"I suppose the Bosnians were quite excited, and this was an uncontrolled guy who fired at our man," Col Roussel explained. "There was great confusion around the whole area. One of the reasons for our success was we took advantage of that confusion to surround the Serbs and re-take the post."

The soldiers who took part in the attack are back on duty in Sarajevo; 44 comrades from Frebat4 remain in Serb captivity, including 10 taken from the bridge. And the Serbs are still, spokesmen say, "enjoying the hospitality of the UN" - which is probably better than military service in an army that might soon face the full fury of Nato in the UN's proposed rapid reaction force.

"They are well-treated, according to the Geneva Convention - probably for the first time in this war," Col Roussel said. "We gave them food, cigarettes and we allowed them to lie down, to have some rest. They were rather surprised to be treated like that." But those four men may have had only the first taste of a new, robust UN, rather than the supine force that operated, one official said bitterly this year, on the "WIN" principle: "wimpy, ineffective and negative".

Col Sandahl and his commander, General Herve Gobilliard, decided they had to act, despite the risk to their men held hostage; political leaders from the major powers may have to make a similar decision soon. Sarajevo is running out of food, forcing consideration of a UN attempt to blast open an aid route against the Serbs' will, an operation that would undoubtedly prove fatal to any Serbs who disagreed, and also to peace-keepers exposed along so many front lines.

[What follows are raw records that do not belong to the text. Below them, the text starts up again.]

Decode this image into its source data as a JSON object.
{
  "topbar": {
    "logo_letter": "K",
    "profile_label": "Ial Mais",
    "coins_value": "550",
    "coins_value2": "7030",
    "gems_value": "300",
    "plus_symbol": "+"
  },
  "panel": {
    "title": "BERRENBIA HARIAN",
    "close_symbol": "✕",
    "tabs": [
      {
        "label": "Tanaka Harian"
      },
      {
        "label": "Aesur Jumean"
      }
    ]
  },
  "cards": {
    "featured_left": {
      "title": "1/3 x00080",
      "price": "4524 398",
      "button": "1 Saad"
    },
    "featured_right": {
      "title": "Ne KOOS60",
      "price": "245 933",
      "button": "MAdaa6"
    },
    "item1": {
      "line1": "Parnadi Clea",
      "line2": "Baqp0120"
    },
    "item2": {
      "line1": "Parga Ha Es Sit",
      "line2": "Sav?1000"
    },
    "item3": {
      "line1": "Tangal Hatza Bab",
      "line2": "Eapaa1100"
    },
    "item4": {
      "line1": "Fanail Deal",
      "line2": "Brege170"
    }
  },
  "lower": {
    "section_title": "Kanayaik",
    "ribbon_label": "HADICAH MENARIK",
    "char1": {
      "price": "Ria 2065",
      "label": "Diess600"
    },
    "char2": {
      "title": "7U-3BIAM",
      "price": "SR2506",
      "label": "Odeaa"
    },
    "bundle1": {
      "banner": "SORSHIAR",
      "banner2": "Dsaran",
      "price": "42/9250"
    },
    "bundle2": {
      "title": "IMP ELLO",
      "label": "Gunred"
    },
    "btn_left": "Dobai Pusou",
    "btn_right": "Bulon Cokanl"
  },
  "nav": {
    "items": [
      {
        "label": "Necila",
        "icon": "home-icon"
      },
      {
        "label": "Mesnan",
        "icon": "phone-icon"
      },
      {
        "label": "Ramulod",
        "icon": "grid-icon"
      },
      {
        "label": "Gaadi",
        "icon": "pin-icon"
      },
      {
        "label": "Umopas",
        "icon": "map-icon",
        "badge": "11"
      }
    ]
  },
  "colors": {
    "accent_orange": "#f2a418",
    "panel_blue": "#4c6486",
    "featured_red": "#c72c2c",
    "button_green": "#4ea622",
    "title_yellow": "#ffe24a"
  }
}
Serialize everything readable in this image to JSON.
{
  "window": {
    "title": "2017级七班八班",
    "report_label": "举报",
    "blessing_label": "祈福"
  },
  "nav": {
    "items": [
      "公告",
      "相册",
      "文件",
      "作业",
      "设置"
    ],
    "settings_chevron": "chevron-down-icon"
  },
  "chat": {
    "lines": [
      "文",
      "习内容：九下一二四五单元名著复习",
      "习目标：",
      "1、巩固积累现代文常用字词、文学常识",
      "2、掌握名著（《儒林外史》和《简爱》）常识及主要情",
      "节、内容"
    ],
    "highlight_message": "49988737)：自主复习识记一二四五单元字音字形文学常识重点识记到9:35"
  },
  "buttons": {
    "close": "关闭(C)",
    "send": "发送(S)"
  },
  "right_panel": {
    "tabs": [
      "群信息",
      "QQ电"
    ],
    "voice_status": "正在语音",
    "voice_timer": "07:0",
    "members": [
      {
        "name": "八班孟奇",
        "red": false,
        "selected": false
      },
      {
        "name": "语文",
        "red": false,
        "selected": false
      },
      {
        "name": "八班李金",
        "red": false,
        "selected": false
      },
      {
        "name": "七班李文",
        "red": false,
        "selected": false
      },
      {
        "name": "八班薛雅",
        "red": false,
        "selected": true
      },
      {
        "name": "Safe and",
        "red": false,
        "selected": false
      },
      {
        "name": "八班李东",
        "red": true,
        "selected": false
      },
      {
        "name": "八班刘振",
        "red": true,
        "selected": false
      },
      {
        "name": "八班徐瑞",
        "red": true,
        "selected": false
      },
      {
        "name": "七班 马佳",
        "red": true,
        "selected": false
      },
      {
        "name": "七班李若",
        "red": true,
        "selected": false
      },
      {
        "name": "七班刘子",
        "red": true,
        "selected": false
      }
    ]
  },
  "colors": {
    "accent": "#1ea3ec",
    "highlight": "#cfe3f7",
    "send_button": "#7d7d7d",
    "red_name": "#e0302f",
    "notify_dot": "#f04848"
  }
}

Despite the French dead, who were honoured at a sombre, but proud ceremony at Sarajevo airport, none of the officers in Sarajevo has any regrets about the operation.

"I remain absolutely convinced [the action was necessary] even though we lost two soldiers, which is very painful," Col Sandahl said. "For the first time maybe we changed something in the Serbs' logic ... we had to discuss, to negotiate, to leave, and we didn't. They took the bridge and we took it back."

Col Roussel agrees. "They would have tried again; because of one victory they would say 'Look, the French can be kept and held quite easily'," he said. "The event had local importance but it had global or international importance because of the consequences." He paused and, with the experience of one whose army has lost 39 soldiers, many to Serb snipers, added: "Since the incident, the Serbs are strangely quiet towards us."